6 Nations members blockade biofertilizer plant
Members of Six Nations have joined Southgate residents in the fight to prevent human waste processing in Dundalk’s Eco Park.
Protesters are blocking the road leading to the proposed site of the Southgate Organic Materials Recovery Centre.
“No sludge is going into Dundalk. That’s the whole thing right there,” Six Nations elder Ruby Montour said. “We’re not going to let them put it on the land. They’re not going to bring it there.”
Lystek, the company that plans to operate the facility, has acquired land in Dundalk’s Eco Park and gained site plan approval from the municipality.
Ministry of the Environment approval is pending for the plant that would process human waste into biofertilizer.
However, the site of the proposed facility is within the Haldimand Tract, a land treaty dating back to 1784.
“The Haldimand tract belongs to Six Nations,” Montour said. “They might as well call it dead, nothing is going to happen to that earth anymore. You don’t crap where you eat, that’s all there is to it.”
Montour, a key activist in recent Caledonia disputes, said First Nations activists were not consulted in the approval process and were not granted time to complete an archaeological study of the land.
“There was nothing done that we require,” Montour said.
Southgate Mayor Brian Milne disagrees. He said Six Nations has been included in the process for months.
“They are well aware of the project and we are continuing to consult with them,” Milne said.
The mayor added his understanding of the purpose behind the blockade was to win First Nations involvement in the process.
“We’ve done what the blockaders have requested, but they are continuing to block a public roadway,” Milne said.
Montour said Six Nations must be convinced the Lystek’s proposed process is safe before the blockade ends.
“If he can grab a cup full of that stuff and drink it, then maybe I’ll let him put it on the land,” she said.
Lystek representatives couldn’t be reached for comment by The Banner’s deadline.
On Monday (April 23), about two dozen Southgate residents manned the barricade, which consisted of a pickup truck blocking the roadway. While Six Nations members were not present, the First Nations unity and Hiawatha flags flew from the back of the truck.
Audrey Oldfield, a member of the Concerned Citizens of Southgate, said the blockade is the first time she has joined a protest. Oldfield is opposed to the facility due to its proximity to the Dundalk Proton Public School — where she served as principal before retiring. Lagoons used in the biofertilizer process would be located about 350 metres from the school property.
“I can’t believe I am down here protesting,” Oldfield said. “I can’t believe it’s reached this stage.”
Protesters have denied entry to the Eco Park for about three weeks, according to Anna-Marie Fosbrooke, a member of the Southgate Public Interest Research Group.
“We are letting select individuals in,” Fosbrooke said, explaining contractors were allowed to retrieve their tools from the facility’s job site.
The blockade is manned mostly during business hours.
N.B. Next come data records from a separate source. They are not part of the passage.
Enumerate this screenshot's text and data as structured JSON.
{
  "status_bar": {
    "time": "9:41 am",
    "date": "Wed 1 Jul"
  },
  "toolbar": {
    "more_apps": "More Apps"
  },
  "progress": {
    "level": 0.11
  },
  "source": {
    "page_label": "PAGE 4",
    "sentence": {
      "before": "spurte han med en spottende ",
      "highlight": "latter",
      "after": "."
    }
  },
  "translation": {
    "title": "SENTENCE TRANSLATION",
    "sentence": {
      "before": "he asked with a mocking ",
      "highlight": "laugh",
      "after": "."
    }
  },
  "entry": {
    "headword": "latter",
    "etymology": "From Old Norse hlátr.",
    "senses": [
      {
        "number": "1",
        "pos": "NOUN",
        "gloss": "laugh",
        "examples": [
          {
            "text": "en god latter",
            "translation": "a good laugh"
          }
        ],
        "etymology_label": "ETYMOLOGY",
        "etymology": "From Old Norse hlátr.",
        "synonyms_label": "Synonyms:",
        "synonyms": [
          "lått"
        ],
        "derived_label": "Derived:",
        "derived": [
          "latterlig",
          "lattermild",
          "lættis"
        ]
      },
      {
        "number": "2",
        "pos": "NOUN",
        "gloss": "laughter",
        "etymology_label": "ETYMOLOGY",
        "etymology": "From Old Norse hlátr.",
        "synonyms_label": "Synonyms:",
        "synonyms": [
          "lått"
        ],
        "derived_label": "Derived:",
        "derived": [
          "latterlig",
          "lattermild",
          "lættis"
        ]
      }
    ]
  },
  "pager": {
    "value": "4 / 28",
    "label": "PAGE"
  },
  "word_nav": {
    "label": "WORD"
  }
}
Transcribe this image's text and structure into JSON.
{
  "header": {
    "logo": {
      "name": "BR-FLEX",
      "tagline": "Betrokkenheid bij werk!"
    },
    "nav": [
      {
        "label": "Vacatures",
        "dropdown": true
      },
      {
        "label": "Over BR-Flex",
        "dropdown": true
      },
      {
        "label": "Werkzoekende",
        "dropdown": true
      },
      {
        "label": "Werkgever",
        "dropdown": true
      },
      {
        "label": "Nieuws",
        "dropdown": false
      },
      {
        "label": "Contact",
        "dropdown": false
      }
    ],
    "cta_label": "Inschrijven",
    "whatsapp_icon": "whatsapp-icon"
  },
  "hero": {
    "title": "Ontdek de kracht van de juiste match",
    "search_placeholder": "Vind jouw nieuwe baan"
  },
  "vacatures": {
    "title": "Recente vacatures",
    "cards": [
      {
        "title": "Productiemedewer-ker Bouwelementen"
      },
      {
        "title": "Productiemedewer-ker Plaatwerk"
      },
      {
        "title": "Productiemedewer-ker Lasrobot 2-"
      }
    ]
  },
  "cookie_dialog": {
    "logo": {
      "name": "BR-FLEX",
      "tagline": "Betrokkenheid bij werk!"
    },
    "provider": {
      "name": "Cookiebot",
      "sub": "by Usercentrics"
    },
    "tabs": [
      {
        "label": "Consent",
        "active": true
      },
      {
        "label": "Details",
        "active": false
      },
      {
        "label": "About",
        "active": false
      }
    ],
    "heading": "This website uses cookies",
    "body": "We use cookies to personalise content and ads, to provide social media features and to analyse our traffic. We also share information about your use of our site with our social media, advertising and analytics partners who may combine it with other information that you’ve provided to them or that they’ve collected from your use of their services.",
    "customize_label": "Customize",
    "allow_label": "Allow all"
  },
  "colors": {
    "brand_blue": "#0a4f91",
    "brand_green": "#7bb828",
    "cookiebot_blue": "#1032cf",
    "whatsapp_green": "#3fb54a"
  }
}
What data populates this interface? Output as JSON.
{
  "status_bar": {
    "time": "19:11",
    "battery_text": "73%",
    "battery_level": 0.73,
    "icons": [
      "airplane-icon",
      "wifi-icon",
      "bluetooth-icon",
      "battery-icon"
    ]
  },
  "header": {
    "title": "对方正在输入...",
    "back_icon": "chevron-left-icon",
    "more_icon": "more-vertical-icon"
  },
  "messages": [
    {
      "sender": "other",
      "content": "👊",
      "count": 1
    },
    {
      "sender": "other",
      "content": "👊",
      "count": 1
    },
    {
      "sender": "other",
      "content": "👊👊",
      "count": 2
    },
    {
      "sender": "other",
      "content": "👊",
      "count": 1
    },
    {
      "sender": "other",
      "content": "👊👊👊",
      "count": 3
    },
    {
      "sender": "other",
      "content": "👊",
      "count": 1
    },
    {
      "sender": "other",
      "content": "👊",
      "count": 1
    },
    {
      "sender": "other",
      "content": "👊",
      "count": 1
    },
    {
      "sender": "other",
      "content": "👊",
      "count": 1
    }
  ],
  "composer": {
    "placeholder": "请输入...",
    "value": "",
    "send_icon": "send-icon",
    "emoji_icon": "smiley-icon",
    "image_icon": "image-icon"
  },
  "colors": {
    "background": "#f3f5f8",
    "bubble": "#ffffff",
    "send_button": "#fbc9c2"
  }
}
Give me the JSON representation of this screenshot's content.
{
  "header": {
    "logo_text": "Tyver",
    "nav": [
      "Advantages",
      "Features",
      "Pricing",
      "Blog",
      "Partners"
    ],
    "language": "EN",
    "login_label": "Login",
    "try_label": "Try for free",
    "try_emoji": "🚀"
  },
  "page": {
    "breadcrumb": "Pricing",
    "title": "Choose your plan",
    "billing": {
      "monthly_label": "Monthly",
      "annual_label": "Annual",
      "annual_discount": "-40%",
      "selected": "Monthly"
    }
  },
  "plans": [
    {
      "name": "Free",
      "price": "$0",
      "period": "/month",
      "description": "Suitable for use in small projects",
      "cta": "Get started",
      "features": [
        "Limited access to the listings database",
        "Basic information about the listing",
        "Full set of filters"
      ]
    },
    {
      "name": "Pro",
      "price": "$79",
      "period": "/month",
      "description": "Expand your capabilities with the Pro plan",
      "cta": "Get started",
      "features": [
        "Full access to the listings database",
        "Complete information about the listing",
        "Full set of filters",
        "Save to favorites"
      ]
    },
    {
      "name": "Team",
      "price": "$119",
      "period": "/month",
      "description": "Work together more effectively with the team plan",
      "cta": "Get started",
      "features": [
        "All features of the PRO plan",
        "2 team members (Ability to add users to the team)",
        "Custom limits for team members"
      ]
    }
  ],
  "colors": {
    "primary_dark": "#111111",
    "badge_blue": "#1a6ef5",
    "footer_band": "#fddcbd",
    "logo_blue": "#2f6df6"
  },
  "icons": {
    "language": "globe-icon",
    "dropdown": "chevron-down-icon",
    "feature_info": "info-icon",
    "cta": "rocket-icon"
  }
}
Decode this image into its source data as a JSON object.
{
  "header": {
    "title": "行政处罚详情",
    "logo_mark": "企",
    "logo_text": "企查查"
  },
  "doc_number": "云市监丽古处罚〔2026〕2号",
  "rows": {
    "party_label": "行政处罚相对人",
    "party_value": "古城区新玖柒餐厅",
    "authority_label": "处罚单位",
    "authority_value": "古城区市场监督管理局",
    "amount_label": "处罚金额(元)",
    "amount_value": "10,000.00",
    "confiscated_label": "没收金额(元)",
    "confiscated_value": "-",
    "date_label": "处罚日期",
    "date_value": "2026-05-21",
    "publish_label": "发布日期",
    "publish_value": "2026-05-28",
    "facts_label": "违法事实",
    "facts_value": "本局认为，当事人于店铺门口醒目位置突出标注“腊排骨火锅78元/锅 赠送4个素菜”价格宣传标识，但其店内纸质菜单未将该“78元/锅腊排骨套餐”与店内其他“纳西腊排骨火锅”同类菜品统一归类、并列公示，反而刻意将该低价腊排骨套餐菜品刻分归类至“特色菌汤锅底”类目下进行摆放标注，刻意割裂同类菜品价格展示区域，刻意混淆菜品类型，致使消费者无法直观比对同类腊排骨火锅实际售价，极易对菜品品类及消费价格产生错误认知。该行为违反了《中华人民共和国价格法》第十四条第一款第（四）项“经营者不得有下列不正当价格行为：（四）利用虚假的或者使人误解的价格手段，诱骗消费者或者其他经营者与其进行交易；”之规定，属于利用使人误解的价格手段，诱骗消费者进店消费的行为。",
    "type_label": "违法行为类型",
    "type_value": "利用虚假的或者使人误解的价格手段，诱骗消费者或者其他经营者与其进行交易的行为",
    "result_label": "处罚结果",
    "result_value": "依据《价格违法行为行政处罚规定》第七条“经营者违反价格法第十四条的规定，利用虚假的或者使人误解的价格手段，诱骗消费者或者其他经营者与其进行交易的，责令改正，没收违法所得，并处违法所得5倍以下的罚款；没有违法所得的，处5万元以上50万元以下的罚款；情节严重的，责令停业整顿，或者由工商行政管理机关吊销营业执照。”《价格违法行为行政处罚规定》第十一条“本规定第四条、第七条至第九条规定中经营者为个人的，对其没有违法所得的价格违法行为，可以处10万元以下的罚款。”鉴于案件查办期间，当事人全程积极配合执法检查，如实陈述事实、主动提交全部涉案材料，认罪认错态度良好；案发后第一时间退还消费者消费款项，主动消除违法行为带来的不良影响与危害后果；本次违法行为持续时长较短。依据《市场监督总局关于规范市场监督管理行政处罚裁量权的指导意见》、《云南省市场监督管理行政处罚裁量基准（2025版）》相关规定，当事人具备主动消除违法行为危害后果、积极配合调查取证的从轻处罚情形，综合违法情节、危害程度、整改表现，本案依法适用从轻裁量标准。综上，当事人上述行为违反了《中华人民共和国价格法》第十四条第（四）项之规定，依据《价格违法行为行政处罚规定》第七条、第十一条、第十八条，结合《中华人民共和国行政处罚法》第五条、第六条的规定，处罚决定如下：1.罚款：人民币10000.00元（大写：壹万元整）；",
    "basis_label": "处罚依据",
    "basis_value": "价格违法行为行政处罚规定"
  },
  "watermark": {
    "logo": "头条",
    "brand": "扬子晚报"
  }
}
However, protester Doyle Prier said the group continuously maintains eyes on who enters the park.
“In some ways, we are watching it 24 hours a day,” Prier said.
Southgate residents are asking why the blockade is allowed to continue operation, according to the mayor. The mayor said protesters to the project should follow the democratic process installed to oppose the development.
“It’s a little distressing when I see a group of people on a whim almost decide they are going to blockade property like that,” Milne said.
The mayor added police are “reluctant” to end the blockade.
“We’re getting a lot of pressure to open the road, but I’m not the OPP. They are the ones with the authority,” Milne said.
Grey County OPP spokesperson Const. Alina Grelik said a member of the OPP’s Provincial Liaison Team (PLT) is on site of the blockade. The PLT, according to the OPP’s website, is “an integral part of police planning and response” where there is a possibility of conflict.
“The OPP is there to just protect the public and keep the peace,” Grelik said. “They are entitled to protest.”